### How to complete this task
In the records below, which lines include "nonaprenyl"? Copy them.

### Provided records
....................
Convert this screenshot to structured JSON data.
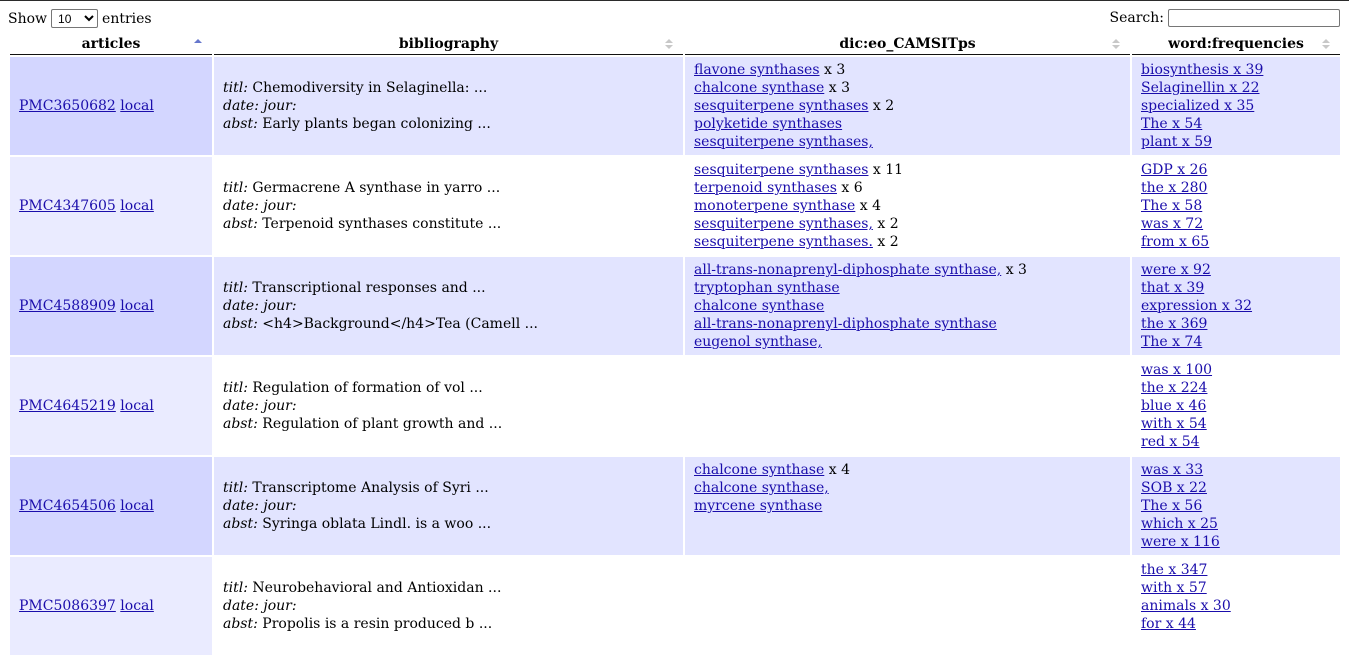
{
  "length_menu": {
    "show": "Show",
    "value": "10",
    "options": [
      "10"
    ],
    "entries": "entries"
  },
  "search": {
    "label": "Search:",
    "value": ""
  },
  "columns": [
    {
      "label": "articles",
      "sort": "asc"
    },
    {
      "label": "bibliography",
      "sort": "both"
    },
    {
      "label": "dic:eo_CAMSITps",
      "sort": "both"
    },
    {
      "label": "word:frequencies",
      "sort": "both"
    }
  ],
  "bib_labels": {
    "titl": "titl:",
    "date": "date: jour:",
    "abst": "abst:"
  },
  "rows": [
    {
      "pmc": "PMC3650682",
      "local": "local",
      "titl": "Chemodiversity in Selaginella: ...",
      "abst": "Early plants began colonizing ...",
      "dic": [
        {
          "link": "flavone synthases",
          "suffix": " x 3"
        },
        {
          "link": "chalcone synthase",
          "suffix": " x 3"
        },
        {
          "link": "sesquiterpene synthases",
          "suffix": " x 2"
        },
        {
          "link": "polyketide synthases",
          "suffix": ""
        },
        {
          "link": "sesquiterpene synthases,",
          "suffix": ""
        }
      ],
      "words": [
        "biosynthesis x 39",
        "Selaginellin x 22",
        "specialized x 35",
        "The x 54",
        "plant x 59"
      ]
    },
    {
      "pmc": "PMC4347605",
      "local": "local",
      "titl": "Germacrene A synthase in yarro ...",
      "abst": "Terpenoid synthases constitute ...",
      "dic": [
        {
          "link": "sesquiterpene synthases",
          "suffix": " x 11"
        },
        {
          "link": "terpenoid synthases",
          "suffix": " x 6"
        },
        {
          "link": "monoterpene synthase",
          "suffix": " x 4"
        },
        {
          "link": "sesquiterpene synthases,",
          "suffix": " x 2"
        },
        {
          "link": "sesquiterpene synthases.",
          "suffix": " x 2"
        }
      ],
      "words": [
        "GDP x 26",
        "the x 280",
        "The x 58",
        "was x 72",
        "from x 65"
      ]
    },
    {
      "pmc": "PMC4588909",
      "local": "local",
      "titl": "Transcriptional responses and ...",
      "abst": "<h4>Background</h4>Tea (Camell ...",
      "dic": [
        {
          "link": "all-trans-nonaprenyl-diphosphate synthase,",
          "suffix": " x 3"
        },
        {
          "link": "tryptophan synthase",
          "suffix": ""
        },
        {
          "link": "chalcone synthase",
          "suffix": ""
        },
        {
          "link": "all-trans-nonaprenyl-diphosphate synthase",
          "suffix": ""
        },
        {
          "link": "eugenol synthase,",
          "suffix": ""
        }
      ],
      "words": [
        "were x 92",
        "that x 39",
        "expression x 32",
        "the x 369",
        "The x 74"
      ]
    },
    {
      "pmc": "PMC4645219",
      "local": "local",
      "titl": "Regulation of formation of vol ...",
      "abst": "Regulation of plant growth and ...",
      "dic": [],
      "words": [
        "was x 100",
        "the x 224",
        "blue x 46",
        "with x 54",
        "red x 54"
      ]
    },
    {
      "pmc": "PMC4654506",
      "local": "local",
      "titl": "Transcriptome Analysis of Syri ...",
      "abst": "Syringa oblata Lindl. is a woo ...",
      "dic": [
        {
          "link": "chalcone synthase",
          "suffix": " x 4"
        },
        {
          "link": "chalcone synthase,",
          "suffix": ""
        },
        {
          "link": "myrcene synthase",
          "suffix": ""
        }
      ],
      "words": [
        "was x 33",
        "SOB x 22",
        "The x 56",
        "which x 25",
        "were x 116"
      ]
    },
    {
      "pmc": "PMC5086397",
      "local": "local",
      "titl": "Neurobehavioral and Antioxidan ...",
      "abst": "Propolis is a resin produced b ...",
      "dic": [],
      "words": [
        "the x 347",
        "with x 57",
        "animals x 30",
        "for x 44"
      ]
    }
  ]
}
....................
### Solution below
          "link": "all-trans-nonaprenyl-diphosphate synthase,",
          "link": "all-trans-nonaprenyl-diphosphate synthase",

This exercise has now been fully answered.